Simon Burchwood’s son Sammie is definitely not your typical third grader.

SAMMIE & BUDGIE follows Simon Burchwood and his two children, Sammie and Jessie, through their daily lives in Austin, Texas. They are in many ways your typical family, except for that fact that Simon is pretty darn sure his son Sammie can see the future. Semegran’s novel opens with this bold reveal, immediately engaging the reader. When Simon picks him up from elementary school, Sammie tells him he thinks his school counselor is going to get seriously hurt. Shortly after, Sammie’s counselor is lying on the ground, unconscious. Simon is taken aback by Sammie’s ability to predict the future and stresses over whether or not he should tell anyone else about it.

After a strong first chapter and an undeniable hook, however, the story trails off and loses its momentum. Though there are other instances of Sammie being able to tell the future, none of them hit like the initial reveal. This is most likely due to a lack of character objective and stakes for much of the novel. Though it is entertaining to be inside Simon Burchwood’s head, it doesn’t do much to advance the story or keep the reader engaged. Though authentic, he is not particularly likable. His two children, on the other hand, are fascinating. His daughter Jessie is strong, snappy, great at Taekwondo, and though she teases him from time to time, really loves her brother. Sammie is inquisitive and charming, and his obsession with budgerigars (or budgies) acts as a powerful narrative glue.

The concept was great, but the execution could use a little work. Certain passages felt awkwardly placed, as if the author was trying to hit a word count rather than tell the most absorbing story possible. Chapters often started with anecdotes that only indirectly related to the narrative. Shifting these anecdotes to another part of the chapter, or getting rid of some altogether, would have helped with the pacing issue. A little more than half way into SAMMIE & BUDGIE, Simon receives a phone call that shifts the story into literal motion, and the family goes on a road trip as a result. This shift is smart, and its movement breathes life back into the story.

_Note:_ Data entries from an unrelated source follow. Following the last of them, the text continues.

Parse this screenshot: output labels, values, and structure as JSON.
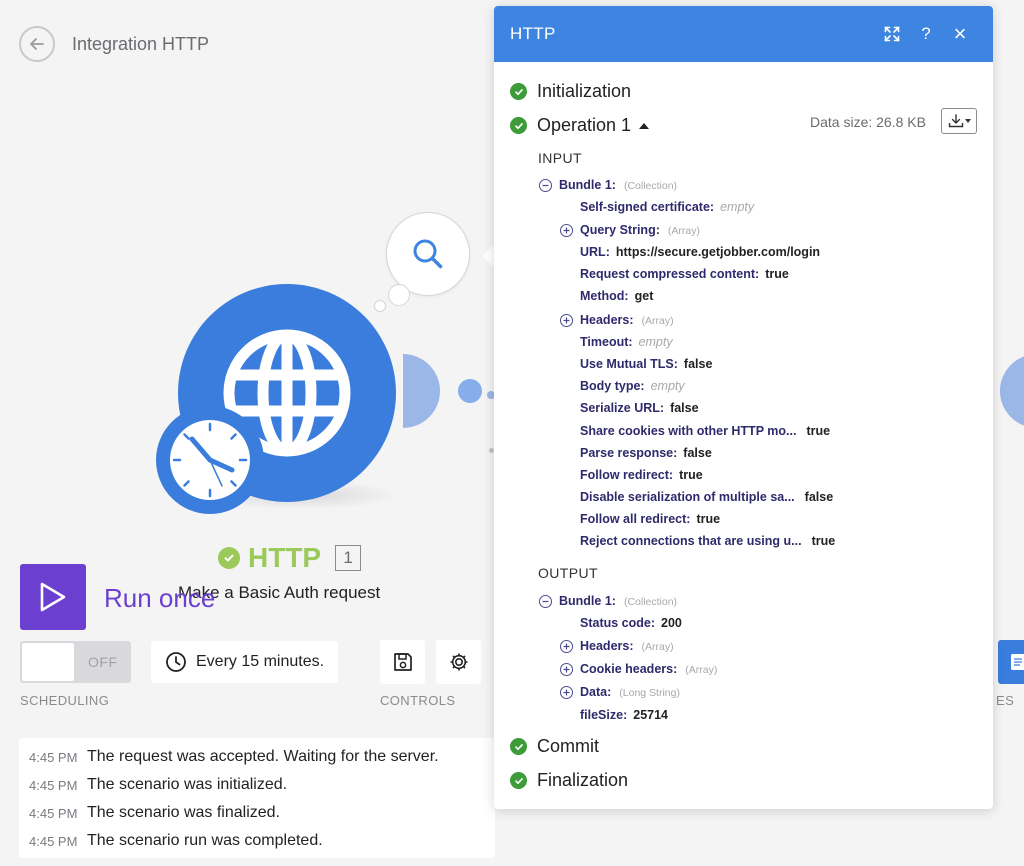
{
  "page": {
    "title": "Integration HTTP"
  },
  "module": {
    "name": "HTTP",
    "number": "1",
    "description": "Make a Basic Auth request"
  },
  "run": {
    "label": "Run once"
  },
  "scheduling": {
    "toggle_state": "OFF",
    "schedule_text": "Every 15 minutes.",
    "section_label": "SCHEDULING"
  },
  "controls": {
    "section_label": "CONTROLS"
  },
  "notes": {
    "section_label_fragment": "ES"
  },
  "log": [
    {
      "time": "4:45 PM",
      "message": "The request was accepted. Waiting for the server."
    },
    {
      "time": "4:45 PM",
      "message": "The scenario was initialized."
    },
    {
      "time": "4:45 PM",
      "message": "The scenario was finalized."
    },
    {
      "time": "4:45 PM",
      "message": "The scenario run was completed."
    }
  ],
  "panel": {
    "title": "HTTP",
    "help_glyph": "?",
    "close_glyph": "×",
    "data_size": "Data size: 26.8 KB",
    "stages": {
      "initialization": "Initialization",
      "operation": "Operation 1",
      "commit": "Commit",
      "finalization": "Finalization"
    },
    "input_label": "INPUT",
    "output_label": "OUTPUT",
    "input_bundle": {
      "label": "Bundle 1:",
      "type": "(Collection)",
      "fields": [
        {
          "key": "Self-signed certificate:",
          "value": "empty"
        },
        {
          "key": "Query String:",
          "type": "(Array)"
        },
        {
          "key": "URL:",
          "value": "https://secure.getjobber.com/login"
        },
        {
          "key": "Request compressed content:",
          "value": "true"
        },
        {
          "key": "Method:",
          "value": "get"
        },
        {
          "key": "Headers:",
          "type": "(Array)"
        },
        {
          "key": "Timeout:",
          "value": "empty"
        },
        {
          "key": "Use Mutual TLS:",
          "value": "false"
        },
        {
          "key": "Body type:",
          "value": "empty"
        },
        {
          "key": "Serialize URL:",
          "value": "false"
        },
        {
          "key": "Share cookies with other HTTP mo...",
          "value": "true"
        },
        {
          "key": "Parse response:",
          "value": "false"
        },
        {
          "key": "Follow redirect:",
          "value": "true"
        },
        {
          "key": "Disable serialization of multiple sa...",
          "value": "false"
        },
        {
          "key": "Follow all redirect:",
          "value": "true"
        },
        {
          "key": "Reject connections that are using u...",
          "value": "true"
        }
      ]
    },
    "output_bundle": {
      "label": "Bundle 1:",
      "type": "(Collection)",
      "fields": [
        {
          "key": "Status code:",
          "value": "200"
        },
        {
          "key": "Headers:",
          "type": "(Array)"
        },
        {
          "key": "Cookie headers:",
          "type": "(Array)"
        },
        {
          "key": "Data:",
          "type": "(Long String)"
        },
        {
          "key": "fileSize:",
          "value": "25714"
        }
      ]
    }
  },
  "colors": {
    "accent_blue": "#3d85e0",
    "run_purple": "#6b3fd0",
    "success_green": "#3e9b3a",
    "module_green": "#9bc95a"
  }
}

Though Simon’s love for his children shines through as one of the novel’s biggest strengths, its illustrations are perhaps the the best part. Expressive, adorable, and adding a fun surprise, they are a welcome addition to the reading experience. You may need to take a breather in between chapters, but you’ll still enjoy your time with the Burchwood family.

~Christine J. Schmidt for IndieReader